ASSIGNED TASK: Would you return the entries exactly, with every line intact?

INFORMATION section start

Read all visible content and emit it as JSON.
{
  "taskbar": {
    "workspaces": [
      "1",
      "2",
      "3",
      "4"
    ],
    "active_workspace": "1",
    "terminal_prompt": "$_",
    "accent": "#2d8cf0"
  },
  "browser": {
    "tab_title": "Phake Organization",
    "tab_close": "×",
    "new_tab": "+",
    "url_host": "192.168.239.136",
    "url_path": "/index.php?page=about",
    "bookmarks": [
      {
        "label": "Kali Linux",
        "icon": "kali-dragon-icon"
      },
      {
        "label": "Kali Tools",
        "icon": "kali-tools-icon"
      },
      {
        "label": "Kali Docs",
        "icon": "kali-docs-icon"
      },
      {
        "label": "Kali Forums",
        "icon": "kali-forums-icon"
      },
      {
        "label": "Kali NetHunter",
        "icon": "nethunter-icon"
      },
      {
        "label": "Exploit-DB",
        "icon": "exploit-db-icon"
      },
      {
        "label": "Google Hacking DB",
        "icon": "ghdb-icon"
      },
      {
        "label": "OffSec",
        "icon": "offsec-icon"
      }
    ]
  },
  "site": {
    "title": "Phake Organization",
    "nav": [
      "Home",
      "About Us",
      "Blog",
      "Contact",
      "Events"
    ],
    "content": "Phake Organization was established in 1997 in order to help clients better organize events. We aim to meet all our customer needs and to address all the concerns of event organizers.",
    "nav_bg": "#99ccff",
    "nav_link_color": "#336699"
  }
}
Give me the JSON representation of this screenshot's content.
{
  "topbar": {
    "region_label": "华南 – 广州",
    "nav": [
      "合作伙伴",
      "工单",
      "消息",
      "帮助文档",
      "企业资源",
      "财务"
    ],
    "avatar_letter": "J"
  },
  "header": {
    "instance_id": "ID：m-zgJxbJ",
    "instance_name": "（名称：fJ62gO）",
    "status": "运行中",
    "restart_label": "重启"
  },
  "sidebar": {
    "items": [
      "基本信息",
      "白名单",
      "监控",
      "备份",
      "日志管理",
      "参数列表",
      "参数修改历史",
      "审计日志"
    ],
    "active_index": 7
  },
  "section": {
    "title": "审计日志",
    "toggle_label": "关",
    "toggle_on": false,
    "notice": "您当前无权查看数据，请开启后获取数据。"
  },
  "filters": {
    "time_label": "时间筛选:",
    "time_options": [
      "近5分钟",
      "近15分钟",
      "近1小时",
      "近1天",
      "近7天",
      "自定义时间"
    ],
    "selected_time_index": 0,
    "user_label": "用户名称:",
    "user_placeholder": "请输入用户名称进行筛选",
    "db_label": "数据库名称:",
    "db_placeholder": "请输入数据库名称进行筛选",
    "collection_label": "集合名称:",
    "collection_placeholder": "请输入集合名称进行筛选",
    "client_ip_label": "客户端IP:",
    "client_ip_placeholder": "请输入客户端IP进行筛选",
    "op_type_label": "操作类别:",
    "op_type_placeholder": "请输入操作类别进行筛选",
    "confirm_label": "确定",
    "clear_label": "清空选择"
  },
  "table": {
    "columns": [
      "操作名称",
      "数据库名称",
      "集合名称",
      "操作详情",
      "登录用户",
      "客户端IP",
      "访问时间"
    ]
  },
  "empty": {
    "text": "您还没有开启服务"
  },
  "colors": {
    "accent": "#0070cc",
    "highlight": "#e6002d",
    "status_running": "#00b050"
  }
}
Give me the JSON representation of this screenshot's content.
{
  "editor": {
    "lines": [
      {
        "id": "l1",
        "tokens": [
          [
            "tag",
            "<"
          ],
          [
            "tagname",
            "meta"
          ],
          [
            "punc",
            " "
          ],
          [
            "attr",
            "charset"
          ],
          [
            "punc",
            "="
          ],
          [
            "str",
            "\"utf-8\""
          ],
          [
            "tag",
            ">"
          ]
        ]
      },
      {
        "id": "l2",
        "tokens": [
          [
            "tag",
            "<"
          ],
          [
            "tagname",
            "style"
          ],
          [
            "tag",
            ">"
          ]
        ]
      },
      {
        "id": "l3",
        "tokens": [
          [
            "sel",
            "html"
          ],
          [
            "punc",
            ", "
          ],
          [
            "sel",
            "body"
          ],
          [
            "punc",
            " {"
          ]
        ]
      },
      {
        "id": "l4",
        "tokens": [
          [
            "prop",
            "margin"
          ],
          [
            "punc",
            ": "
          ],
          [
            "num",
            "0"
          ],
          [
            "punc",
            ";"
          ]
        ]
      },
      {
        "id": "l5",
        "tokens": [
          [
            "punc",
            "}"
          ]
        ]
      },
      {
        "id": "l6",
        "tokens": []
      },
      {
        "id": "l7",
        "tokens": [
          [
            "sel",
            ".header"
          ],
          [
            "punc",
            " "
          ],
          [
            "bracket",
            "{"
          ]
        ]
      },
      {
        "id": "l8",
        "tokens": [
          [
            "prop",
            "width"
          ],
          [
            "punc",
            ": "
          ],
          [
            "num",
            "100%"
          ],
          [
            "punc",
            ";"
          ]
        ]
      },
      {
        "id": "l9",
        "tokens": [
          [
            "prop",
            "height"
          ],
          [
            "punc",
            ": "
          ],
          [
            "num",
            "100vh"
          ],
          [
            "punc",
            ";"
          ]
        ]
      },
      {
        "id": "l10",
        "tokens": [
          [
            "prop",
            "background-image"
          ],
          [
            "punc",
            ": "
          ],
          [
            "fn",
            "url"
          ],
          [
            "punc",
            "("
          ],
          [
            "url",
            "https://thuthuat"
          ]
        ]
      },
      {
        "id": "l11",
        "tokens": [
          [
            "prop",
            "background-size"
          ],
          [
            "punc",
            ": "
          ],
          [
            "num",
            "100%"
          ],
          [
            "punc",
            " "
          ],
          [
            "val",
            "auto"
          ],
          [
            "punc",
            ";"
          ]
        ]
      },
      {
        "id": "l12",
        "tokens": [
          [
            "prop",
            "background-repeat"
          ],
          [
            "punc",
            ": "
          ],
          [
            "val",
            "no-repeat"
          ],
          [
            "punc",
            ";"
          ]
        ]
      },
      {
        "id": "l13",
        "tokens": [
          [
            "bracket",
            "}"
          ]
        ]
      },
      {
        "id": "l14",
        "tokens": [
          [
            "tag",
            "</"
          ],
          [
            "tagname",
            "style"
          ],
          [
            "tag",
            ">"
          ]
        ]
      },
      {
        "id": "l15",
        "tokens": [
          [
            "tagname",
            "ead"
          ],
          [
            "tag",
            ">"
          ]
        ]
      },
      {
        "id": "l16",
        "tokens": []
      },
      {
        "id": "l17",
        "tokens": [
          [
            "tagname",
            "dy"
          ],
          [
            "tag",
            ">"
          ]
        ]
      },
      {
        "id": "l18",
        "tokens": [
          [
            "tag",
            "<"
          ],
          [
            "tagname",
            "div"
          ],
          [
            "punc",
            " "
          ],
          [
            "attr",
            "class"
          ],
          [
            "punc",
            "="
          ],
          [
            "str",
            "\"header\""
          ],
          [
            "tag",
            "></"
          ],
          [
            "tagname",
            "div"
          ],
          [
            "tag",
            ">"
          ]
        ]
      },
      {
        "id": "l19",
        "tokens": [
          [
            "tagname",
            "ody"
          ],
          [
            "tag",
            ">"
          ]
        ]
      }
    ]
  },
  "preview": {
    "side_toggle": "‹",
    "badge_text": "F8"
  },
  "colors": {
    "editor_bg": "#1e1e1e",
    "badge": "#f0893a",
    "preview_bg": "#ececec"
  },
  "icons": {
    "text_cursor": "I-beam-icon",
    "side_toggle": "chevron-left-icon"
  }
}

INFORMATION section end

TASK SOLUTION:
Read all visible content and emit it as JSON.
{
  "taskbar": {
    "workspaces": [
      "1",
      "2",
      "3",
      "4"
    ],
    "active_workspace": "1",
    "terminal_prompt": "$_",
    "accent": "#2d8cf0"
  },
  "browser": {
    "tab_title": "Phake Organization",
    "tab_close": "×",
    "new_tab": "+",
    "url_host": "192.168.239.136",
    "url_path": "/index.php?page=about",
    "bookmarks": [
      {
        "label": "Kali Linux",
        "icon": "kali-dragon-icon"
      },
      {
        "label": "Kali Tools",
        "icon": "kali-tools-icon"
      },
      {
        "label": "Kali Docs",
        "icon": "kali-docs-icon"
      },
      {
        "label": "Kali Forums",
        "icon": "kali-forums-icon"
      },
      {
        "label": "Kali NetHunter",
        "icon": "nethunter-icon"
      },
      {
        "label": "Exploit-DB",
        "icon": "exploit-db-icon"
      },
      {
        "label": "Google Hacking DB",
        "icon": "ghdb-icon"
      },
      {
        "label": "OffSec",
        "icon": "offsec-icon"
      }
    ]
  },
  "site": {
    "title": "Phake Organization",
    "nav": [
      "Home",
      "About Us",
      "Blog",
      "Contact",
      "Events"
    ],
    "content": "Phake Organization was established in 1997 in order to help clients better organize events. We aim to meet all our customer needs and to address all the concerns of event organizers.",
    "nav_bg": "#99ccff",
    "nav_link_color": "#336699"
  }
}
Give me the JSON representation of this screenshot's content.
{
  "topbar": {
    "region_label": "华南 – 广州",
    "nav": [
      "合作伙伴",
      "工单",
      "消息",
      "帮助文档",
      "企业资源",
      "财务"
    ],
    "avatar_letter": "J"
  },
  "header": {
    "instance_id": "ID：m-zgJxbJ",
    "instance_name": "（名称：fJ62gO）",
    "status": "运行中",
    "restart_label": "重启"
  },
  "sidebar": {
    "items": [
      "基本信息",
      "白名单",
      "监控",
      "备份",
      "日志管理",
      "参数列表",
      "参数修改历史",
      "审计日志"
    ],
    "active_index": 7
  },
  "section": {
    "title": "审计日志",
    "toggle_label": "关",
    "toggle_on": false,
    "notice": "您当前无权查看数据，请开启后获取数据。"
  },
  "filters": {
    "time_label": "时间筛选:",
    "time_options": [
      "近5分钟",
      "近15分钟",
      "近1小时",
      "近1天",
      "近7天",
      "自定义时间"
    ],
    "selected_time_index": 0,
    "user_label": "用户名称:",
    "user_placeholder": "请输入用户名称进行筛选",
    "db_label": "数据库名称:",
    "db_placeholder": "请输入数据库名称进行筛选",
    "collection_label": "集合名称:",
    "collection_placeholder": "请输入集合名称进行筛选",
    "client_ip_label": "客户端IP:",
    "client_ip_placeholder": "请输入客户端IP进行筛选",
    "op_type_label": "操作类别:",
    "op_type_placeholder": "请输入操作类别进行筛选",
    "confirm_label": "确定",
    "clear_label": "清空选择"
  },
  "table": {
    "columns": [
      "操作名称",
      "数据库名称",
      "集合名称",
      "操作详情",
      "登录用户",
      "客户端IP",
      "访问时间"
    ]
  },
  "empty": {
    "text": "您还没有开启服务"
  },
  "colors": {
    "accent": "#0070cc",
    "highlight": "#e6002d",
    "status_running": "#00b050"
  }
}
Give me the JSON representation of this screenshot's content.
{
  "editor": {
    "lines": [
      {
        "id": "l1",
        "tokens": [
          [
            "tag",
            "<"
          ],
          [
            "tagname",
            "meta"
          ],
          [
            "punc",
            " "
          ],
          [
            "attr",
            "charset"
          ],
          [
            "punc",
            "="
          ],
          [
            "str",
            "\"utf-8\""
          ],
          [
            "tag",
            ">"
          ]
        ]
      },
      {
        "id": "l2",
        "tokens": [
          [
            "tag",
            "<"
          ],
          [
            "tagname",
            "style"
          ],
          [
            "tag",
            ">"
          ]
        ]
      },
      {
        "id": "l3",
        "tokens": [
          [
            "sel",
            "html"
          ],
          [
            "punc",
            ", "
          ],
          [
            "sel",
            "body"
          ],
          [
            "punc",
            " {"
          ]
        ]
      },
      {
        "id": "l4",
        "tokens": [
          [
            "prop",
            "margin"
          ],
          [
            "punc",
            ": "
          ],
          [
            "num",
            "0"
          ],
          [
            "punc",
            ";"
          ]
        ]
      },
      {
        "id": "l5",
        "tokens": [
          [
            "punc",
            "}"
          ]
        ]
      },
      {
        "id": "l6",
        "tokens": []
      },
      {
        "id": "l7",
        "tokens": [
          [
            "sel",
            ".header"
          ],
          [
            "punc",
            " "
          ],
          [
            "bracket",
            "{"
          ]
        ]
      },
      {
        "id": "l8",
        "tokens": [
          [
            "prop",
            "width"
          ],
          [
            "punc",
            ": "
          ],
          [
            "num",
            "100%"
          ],
          [
            "punc",
            ";"
          ]
        ]
      },
      {
        "id": "l9",
        "tokens": [
          [
            "prop",
            "height"
          ],
          [
            "punc",
            ": "
          ],
          [
            "num",
            "100vh"
          ],
          [
            "punc",
            ";"
          ]
        ]
      },
      {
        "id": "l10",
        "tokens": [
          [
            "prop",
            "background-image"
          ],
          [
            "punc",
            ": "
          ],
          [
            "fn",
            "url"
          ],
          [
            "punc",
            "("
          ],
          [
            "url",
            "https://thuthuat"
          ]
        ]
      },
      {
        "id": "l11",
        "tokens": [
          [
            "prop",
            "background-size"
          ],
          [
            "punc",
            ": "
          ],
          [
            "num",
            "100%"
          ],
          [
            "punc",
            " "
          ],
          [
            "val",
            "auto"
          ],
          [
            "punc",
            ";"
          ]
        ]
      },
      {
        "id": "l12",
        "tokens": [
          [
            "prop",
            "background-repeat"
          ],
          [
            "punc",
            ": "
          ],
          [
            "val",
            "no-repeat"
          ],
          [
            "punc",
            ";"
          ]
        ]
      },
      {
        "id": "l13",
        "tokens": [
          [
            "bracket",
            "}"
          ]
        ]
      },
      {
        "id": "l14",
        "tokens": [
          [
            "tag",
            "</"
          ],
          [
            "tagname",
            "style"
          ],
          [
            "tag",
            ">"
          ]
        ]
      },
      {
        "id": "l15",
        "tokens": [
          [
            "tagname",
            "ead"
          ],
          [
            "tag",
            ">"
          ]
        ]
      },
      {
        "id": "l16",
        "tokens": []
      },
      {
        "id": "l17",
        "tokens": [
          [
            "tagname",
            "dy"
          ],
          [
            "tag",
            ">"
          ]
        ]
      },
      {
        "id": "l18",
        "tokens": [
          [
            "tag",
            "<"
          ],
          [
            "tagname",
            "div"
          ],
          [
            "punc",
            " "
          ],
          [
            "attr",
            "class"
          ],
          [
            "punc",
            "="
          ],
          [
            "str",
            "\"header\""
          ],
          [
            "tag",
            "></"
          ],
          [
            "tagname",
            "div"
          ],
          [
            "tag",
            ">"
          ]
        ]
      },
      {
        "id": "l19",
        "tokens": [
          [
            "tagname",
            "ody"
          ],
          [
            "tag",
            ">"
          ]
        ]
      }
    ]
  },
  "preview": {
    "side_toggle": "‹",
    "badge_text": "F8"
  },
  "colors": {
    "editor_bg": "#1e1e1e",
    "badge": "#f0893a",
    "preview_bg": "#ececec"
  },
  "icons": {
    "text_cursor": "I-beam-icon",
    "side_toggle": "chevron-left-icon"
  }
}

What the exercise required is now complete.